In summary, the ECJ’s decision does not make any major changes to French practice at first sight. Nevertheless, the open question is whether the French system for monitoring employees' working time on the basis of an annual salary/annual hours arrangement is sufficient in view of the ECJ's legal analysis. Attention should be paid to future case law.
In Italy, the ECJ’s judgment does not have an immediate and direct impact on the working time documentation to be kept by the employer. The current status of Italian legislation on the topic shows that employers are not required to keep working time documentation. Rather, the employer may opt, at its discretion, whether to register the daily working time of its employees.
Nonetheless, it is recommended to trace employees’ working time (and, usually, this is a standard practice for prudent employers) in order to correctly monitor overtime worked in excess of the 8 hour limit on maximum daily working time and even for health and safety purposes. Should an employee work more than 250 hours of overtime in a year, the employer will be subject to administrative fines and the employee may claim compensation for professional work-related stress.

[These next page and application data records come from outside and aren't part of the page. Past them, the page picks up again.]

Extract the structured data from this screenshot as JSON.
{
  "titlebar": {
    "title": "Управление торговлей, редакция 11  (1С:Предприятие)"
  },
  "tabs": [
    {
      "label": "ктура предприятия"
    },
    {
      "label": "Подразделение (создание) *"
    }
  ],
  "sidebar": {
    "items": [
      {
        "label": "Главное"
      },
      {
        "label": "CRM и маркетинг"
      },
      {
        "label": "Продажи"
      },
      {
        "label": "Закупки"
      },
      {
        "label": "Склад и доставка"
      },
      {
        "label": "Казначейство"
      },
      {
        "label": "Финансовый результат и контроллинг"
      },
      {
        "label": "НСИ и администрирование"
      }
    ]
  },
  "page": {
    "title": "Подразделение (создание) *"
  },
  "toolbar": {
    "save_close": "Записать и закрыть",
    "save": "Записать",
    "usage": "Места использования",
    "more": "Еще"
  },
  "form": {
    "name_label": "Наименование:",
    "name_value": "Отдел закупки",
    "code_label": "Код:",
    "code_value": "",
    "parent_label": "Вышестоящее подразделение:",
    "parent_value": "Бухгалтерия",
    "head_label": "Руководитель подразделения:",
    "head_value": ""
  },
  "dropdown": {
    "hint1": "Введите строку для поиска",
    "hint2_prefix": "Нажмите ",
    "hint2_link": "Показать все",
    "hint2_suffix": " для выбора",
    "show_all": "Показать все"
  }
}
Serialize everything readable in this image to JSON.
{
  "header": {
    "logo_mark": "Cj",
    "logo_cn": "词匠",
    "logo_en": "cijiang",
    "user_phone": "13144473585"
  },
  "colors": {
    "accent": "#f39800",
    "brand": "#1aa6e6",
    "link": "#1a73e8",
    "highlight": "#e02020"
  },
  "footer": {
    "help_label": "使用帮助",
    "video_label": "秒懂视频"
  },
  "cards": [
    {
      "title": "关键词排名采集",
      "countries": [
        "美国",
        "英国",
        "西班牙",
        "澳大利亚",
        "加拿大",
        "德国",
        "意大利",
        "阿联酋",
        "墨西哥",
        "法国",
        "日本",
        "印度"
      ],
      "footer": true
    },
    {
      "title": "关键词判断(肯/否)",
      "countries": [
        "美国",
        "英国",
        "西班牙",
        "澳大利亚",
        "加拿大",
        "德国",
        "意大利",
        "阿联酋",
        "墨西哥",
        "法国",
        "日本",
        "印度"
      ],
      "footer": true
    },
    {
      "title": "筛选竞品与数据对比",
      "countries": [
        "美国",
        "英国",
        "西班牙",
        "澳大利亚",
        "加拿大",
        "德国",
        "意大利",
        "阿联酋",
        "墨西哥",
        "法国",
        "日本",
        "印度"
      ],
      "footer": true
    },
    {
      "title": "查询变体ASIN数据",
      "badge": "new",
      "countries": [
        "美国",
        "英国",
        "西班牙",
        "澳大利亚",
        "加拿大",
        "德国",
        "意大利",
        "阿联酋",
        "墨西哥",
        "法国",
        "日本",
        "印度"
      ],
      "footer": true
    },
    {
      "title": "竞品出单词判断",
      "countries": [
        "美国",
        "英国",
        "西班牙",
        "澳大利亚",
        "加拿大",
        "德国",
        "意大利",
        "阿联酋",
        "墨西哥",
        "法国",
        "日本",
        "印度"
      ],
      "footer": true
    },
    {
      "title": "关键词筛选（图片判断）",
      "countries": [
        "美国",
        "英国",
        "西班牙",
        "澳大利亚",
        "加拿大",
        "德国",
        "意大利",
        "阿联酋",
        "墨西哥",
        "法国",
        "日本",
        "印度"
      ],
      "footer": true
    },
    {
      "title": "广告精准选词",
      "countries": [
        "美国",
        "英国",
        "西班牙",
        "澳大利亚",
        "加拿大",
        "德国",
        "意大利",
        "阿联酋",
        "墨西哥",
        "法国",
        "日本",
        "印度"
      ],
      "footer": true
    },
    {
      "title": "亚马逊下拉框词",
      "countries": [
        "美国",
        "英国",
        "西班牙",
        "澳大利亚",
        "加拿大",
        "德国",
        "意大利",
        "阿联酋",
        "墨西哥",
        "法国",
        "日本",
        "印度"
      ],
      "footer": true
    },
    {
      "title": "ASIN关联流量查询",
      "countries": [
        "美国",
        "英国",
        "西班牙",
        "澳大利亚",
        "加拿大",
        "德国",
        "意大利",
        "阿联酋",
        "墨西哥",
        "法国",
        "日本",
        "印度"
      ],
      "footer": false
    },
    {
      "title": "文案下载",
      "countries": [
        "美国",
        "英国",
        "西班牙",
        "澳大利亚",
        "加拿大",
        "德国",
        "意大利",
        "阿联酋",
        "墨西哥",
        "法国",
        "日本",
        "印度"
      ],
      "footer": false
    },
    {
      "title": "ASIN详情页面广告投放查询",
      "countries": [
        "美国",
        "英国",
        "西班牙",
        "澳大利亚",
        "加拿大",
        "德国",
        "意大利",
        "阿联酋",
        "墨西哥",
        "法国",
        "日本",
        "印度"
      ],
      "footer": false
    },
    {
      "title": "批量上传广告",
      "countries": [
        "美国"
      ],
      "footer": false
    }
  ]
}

In light of the above, we consider it highly likely that the Italian Legislator could, sooner or later, adopt provisions implementing the ECJ Judgment in order to convert the current optional practice of recording employees’ working time into a statutory obligation.